In the monastery authority lies with the Abbot, who represents Christ. This means three things.

  • The Abbot must govern with the utmost care.
  • The Abbot is responsible for souls.
  • The monks are to obey the Abbot.

The Abbot or "father" shepherds the monks along the path of Divine life. He is to ensure that they keep the Rule, and grow in holiness and virtue. He does this by word and example. Being a man of prayer, he is to feed his sheep with knowledge and the wisdom of God. Being faithful to monastic discipline, he is to show his sheep a good example. If a monk strays, the Abbot is to correct him in an appropriate manner. Depending upon the temperament of the brother and the severity of the fault, the abbot must strike a balance between firmness and compassion, justice and mercy. Above all, though, love and kindness for the brother must prevail.

Holding such authority, the Abbot is responsible for souls. He must be ever mindful that he will have to answer to God for how well or how poorly he has executed his office. If he does poorly, he will be culpable for not only his own faults but also those of his charges. The Abbot must be ever dependent upon the grace of God to execute his grave responsibility.

Finally, the monks are to obey the Abbot in all humility and truth. God expresses His will for the monk through his Abbot.

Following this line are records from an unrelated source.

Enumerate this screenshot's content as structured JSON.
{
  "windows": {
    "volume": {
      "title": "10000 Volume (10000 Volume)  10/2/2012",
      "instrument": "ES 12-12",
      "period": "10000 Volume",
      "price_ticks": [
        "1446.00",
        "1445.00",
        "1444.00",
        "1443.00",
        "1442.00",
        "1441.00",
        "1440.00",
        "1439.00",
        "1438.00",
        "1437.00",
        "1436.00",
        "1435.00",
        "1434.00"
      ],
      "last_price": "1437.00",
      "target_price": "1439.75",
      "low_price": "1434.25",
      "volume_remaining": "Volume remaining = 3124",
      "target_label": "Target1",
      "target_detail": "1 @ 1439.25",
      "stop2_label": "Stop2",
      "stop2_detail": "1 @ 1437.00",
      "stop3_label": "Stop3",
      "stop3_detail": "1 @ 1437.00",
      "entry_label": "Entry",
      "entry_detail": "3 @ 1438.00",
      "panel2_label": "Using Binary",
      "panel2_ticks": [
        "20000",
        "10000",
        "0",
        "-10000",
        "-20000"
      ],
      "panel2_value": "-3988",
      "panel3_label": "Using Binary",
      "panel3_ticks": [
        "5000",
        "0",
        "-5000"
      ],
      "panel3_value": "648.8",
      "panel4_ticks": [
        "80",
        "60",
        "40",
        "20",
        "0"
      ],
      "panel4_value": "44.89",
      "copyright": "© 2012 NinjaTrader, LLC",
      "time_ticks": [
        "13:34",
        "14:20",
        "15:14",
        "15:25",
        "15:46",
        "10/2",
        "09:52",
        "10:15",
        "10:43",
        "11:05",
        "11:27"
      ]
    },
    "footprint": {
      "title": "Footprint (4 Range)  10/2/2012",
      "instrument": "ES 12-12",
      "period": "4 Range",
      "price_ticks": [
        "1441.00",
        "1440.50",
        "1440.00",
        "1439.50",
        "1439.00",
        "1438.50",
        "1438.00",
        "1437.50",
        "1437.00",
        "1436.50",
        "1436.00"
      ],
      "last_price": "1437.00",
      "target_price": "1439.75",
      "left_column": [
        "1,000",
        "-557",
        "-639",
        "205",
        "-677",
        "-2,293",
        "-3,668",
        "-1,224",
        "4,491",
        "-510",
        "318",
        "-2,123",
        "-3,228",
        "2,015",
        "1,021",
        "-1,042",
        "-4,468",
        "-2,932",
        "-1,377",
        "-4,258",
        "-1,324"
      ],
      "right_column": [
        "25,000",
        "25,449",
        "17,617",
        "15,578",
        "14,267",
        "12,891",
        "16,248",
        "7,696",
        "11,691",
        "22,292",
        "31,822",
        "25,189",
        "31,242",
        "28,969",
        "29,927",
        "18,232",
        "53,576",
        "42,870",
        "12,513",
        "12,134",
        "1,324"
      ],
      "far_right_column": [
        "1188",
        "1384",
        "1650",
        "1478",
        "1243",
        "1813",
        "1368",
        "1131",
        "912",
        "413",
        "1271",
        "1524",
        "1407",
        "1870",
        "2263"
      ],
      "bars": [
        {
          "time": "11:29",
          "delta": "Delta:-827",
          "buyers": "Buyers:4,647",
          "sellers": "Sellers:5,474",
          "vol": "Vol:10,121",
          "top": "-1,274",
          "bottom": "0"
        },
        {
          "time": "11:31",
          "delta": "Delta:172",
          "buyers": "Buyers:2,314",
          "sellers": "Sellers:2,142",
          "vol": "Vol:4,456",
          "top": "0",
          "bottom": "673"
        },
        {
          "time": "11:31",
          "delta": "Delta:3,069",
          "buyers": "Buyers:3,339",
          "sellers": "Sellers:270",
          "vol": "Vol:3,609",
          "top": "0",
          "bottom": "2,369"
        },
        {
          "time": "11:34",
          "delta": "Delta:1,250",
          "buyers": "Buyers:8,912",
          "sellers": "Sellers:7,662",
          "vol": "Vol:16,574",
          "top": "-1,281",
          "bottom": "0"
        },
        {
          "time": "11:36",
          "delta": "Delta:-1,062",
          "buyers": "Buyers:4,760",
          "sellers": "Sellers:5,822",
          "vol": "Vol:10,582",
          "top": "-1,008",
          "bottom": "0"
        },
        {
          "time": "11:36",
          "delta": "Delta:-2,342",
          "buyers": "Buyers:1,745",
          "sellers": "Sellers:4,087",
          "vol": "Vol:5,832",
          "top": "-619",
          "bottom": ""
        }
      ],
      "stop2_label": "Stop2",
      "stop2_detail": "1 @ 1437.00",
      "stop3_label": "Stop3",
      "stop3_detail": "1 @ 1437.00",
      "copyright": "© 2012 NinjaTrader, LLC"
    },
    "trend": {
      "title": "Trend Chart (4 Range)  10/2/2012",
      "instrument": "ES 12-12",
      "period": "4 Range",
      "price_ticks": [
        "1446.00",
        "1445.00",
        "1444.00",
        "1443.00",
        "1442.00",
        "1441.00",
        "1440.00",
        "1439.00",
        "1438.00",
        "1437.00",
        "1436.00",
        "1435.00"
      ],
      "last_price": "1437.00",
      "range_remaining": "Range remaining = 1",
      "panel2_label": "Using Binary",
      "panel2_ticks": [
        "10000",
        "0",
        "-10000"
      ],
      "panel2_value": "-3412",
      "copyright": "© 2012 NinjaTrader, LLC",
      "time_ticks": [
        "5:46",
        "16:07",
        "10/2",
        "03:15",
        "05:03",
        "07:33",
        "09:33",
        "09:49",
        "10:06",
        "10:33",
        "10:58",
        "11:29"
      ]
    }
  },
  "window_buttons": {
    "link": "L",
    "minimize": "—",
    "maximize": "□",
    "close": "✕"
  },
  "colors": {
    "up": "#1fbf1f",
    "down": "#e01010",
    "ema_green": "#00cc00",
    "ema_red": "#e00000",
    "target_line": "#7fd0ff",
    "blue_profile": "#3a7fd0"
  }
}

To obey the Abbot is to obey Christ Himself. Regardless of the command, if it is legitimate, the obedience is to be whole-hearted.